For us and our good friends at Rcube Global Asset Management, the most predictive variable for default rates remains credit availability.  Availability of credit can be tracked via the ECB lending surveys in Europe as well as the  Senior Loan Officer Survey (SLOSurvey).

One key aspect of later stages in the cycle is unlikely to recur this time – liquidity. In the new regulatory environment dealers hold less than one percent of the corporate bond market. Previously dealer inventories grew to almost 5% of the market through the cycle. 

  • Final note: True health of the US economy - Where is the CAPEX recovery?
Many pundits argue that the US consumer should finally start to realize the benefits of lower oil prices, a healthier job market, and with an increase in financial asset valuations, it should lead to a healthier economy.
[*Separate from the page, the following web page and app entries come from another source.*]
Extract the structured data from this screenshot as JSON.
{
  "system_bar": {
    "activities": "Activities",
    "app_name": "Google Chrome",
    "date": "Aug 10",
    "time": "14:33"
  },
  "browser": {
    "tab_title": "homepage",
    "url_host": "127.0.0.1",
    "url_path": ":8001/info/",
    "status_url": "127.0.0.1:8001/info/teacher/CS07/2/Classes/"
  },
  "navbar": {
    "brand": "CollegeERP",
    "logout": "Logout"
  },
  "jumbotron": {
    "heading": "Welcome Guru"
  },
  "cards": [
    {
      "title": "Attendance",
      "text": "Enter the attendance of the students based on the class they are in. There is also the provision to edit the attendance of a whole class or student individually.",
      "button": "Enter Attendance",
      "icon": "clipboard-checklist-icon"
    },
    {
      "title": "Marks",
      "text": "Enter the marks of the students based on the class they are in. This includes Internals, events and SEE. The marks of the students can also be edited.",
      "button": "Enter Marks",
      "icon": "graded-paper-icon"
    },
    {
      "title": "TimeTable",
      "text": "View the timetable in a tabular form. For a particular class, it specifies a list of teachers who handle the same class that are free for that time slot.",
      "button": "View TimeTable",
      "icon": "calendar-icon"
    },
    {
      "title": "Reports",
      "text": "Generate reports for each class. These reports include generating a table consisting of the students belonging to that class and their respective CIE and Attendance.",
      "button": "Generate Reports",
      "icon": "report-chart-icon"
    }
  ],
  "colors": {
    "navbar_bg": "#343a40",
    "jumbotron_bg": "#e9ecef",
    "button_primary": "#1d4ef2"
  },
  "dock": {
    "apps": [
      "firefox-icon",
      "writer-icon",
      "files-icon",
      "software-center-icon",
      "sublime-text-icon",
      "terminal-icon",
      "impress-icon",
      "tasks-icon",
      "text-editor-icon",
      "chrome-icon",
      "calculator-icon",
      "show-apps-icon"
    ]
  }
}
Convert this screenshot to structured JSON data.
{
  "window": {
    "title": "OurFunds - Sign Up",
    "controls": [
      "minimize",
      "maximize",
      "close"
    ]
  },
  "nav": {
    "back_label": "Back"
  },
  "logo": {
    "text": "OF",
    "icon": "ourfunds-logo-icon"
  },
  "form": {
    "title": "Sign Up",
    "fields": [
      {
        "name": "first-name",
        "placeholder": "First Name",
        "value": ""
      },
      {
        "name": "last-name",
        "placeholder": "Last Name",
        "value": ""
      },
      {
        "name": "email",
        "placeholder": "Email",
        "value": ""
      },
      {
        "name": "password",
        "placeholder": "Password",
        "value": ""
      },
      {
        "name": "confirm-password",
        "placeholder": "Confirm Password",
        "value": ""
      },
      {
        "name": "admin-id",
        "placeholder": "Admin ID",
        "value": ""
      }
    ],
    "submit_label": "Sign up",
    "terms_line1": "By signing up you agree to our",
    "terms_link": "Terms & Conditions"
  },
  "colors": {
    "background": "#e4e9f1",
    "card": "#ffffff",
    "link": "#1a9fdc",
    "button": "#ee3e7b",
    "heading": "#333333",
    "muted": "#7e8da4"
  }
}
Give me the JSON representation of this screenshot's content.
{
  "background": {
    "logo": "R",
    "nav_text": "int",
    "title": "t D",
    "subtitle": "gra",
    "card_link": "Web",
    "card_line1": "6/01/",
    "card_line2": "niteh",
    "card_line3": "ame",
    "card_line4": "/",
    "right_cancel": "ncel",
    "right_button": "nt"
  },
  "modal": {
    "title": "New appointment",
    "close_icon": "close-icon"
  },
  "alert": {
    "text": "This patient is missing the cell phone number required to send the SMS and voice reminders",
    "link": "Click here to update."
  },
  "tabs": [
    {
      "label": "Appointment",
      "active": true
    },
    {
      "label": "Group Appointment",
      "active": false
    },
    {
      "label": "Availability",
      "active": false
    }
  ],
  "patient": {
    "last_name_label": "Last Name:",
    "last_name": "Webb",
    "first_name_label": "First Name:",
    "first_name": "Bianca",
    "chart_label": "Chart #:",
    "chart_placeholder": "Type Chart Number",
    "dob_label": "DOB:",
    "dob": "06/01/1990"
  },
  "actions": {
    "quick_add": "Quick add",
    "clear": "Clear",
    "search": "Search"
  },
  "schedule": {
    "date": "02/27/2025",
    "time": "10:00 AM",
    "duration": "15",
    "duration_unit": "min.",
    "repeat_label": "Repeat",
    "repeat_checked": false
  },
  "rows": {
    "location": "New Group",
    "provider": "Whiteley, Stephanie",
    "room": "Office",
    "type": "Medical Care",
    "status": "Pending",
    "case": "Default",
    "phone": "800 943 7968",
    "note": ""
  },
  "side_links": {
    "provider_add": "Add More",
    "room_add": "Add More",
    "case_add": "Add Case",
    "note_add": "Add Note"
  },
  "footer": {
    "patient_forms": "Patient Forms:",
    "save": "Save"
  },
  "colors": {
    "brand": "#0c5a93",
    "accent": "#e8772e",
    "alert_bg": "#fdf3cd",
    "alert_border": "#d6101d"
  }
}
Given Retail sales barely budged in April, why on earth would corporate CEOs invest in CAPEX if demand in the US will continue to remain anemic thanks to Cushing's syndrome?

On the subject of seeing the true health of the US economy, we agree with Bank of America Merrill Lynch's recent HY Wire note from the 6th of May entitled "Collateral Damage Part I", that indeed CAPEX matters and will continue to be absent in this "recovery recession":
"Perhaps a better place to see the true health of the US economy, and further see the psychological impact of the Great Recession, is by looking at the behavior of corporate CEOs. We wrote last March our expectation for CAPEX to remain deflated for the foreseeable future. Why spend on the potential for growth when you can acquire proven growth? Why increase costs when you can realize cost efficiencies through a merger? In our view the thought process behind this behavior is one of the reasons we have not had a pickup in wages and investment in the future. It also could be one of the key reasons that recovery rates are lower this cycle than during any other period in history- there is little investment in tangible assets. Furthermore, not only are CEOs not investing in growth, but by returning capital to shareholders in order to boost stock returns, they’re inherently diminishing their own recovery values should the business experience trouble. As Chart 9 below shows, as a percentage of operating cash flow, S&P 500 companies today are spending at historically low levels on CAPEX while are near historical highs for dividends and buy backs."
- source Bank of America Merrill Lynch
No matter how you want to spin it but given the lack of investment in tangible assets, in the next downturn, recovery rates will be much lower. It is a given.

"Criticism may not be agreeable, but it is necessary. It fulfils the same function as pain in the human body. It calls attention to an unhealthy state of things." - Winston Churchill
Stay tuned!

View My Stats